=== Begin Enclosure ===

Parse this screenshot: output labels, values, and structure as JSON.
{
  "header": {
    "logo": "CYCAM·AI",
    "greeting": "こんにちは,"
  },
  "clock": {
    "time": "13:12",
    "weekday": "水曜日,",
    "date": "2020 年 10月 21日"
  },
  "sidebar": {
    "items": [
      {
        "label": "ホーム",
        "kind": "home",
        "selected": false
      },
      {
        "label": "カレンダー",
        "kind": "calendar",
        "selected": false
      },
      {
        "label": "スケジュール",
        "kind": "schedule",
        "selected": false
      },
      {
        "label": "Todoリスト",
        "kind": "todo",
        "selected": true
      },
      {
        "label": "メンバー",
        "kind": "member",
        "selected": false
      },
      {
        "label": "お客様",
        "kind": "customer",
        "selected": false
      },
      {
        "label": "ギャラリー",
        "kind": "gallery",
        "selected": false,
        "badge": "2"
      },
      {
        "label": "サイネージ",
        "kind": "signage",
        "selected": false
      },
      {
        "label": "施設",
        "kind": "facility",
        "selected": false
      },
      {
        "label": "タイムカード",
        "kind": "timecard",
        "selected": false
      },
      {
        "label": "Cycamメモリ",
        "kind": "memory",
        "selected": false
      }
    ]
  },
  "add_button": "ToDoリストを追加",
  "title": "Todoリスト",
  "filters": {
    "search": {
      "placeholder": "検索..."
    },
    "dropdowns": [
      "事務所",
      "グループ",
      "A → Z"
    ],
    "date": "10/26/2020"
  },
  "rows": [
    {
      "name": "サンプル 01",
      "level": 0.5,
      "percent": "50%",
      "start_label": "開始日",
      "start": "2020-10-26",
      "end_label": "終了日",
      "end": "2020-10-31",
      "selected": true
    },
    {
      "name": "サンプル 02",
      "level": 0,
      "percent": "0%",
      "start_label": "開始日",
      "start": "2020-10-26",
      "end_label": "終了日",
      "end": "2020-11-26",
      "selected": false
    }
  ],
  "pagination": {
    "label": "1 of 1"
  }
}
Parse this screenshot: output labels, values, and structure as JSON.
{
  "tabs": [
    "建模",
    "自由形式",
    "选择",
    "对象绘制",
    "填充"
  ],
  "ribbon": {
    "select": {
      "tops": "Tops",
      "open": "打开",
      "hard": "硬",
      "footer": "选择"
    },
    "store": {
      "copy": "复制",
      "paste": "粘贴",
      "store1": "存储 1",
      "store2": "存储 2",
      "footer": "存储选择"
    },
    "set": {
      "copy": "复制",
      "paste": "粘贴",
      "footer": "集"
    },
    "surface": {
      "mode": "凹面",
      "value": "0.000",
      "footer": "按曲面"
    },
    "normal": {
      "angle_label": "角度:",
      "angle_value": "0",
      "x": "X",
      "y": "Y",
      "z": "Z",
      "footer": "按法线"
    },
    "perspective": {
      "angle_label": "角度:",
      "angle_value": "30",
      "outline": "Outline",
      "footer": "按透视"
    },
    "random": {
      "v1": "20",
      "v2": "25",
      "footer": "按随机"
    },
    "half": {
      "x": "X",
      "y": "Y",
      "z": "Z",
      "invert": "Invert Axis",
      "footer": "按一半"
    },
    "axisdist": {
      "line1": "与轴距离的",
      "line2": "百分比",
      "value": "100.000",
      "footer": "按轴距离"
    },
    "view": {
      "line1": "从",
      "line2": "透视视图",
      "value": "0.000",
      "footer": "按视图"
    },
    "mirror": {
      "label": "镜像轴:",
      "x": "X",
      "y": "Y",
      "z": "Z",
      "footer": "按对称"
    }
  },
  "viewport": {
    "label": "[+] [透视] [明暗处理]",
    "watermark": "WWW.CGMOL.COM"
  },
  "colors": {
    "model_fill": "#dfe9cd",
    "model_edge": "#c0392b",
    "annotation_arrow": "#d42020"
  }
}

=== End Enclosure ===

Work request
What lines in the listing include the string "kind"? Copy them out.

Answer box
        "kind": "home",
        "kind": "calendar",
        "kind": "schedule",
        "kind": "todo",
        "kind": "member",
        "kind": "customer",
        "kind": "gallery",
        "kind": "signage",
        "kind": "facility",
        "kind": "timecard",
        "kind": "memory",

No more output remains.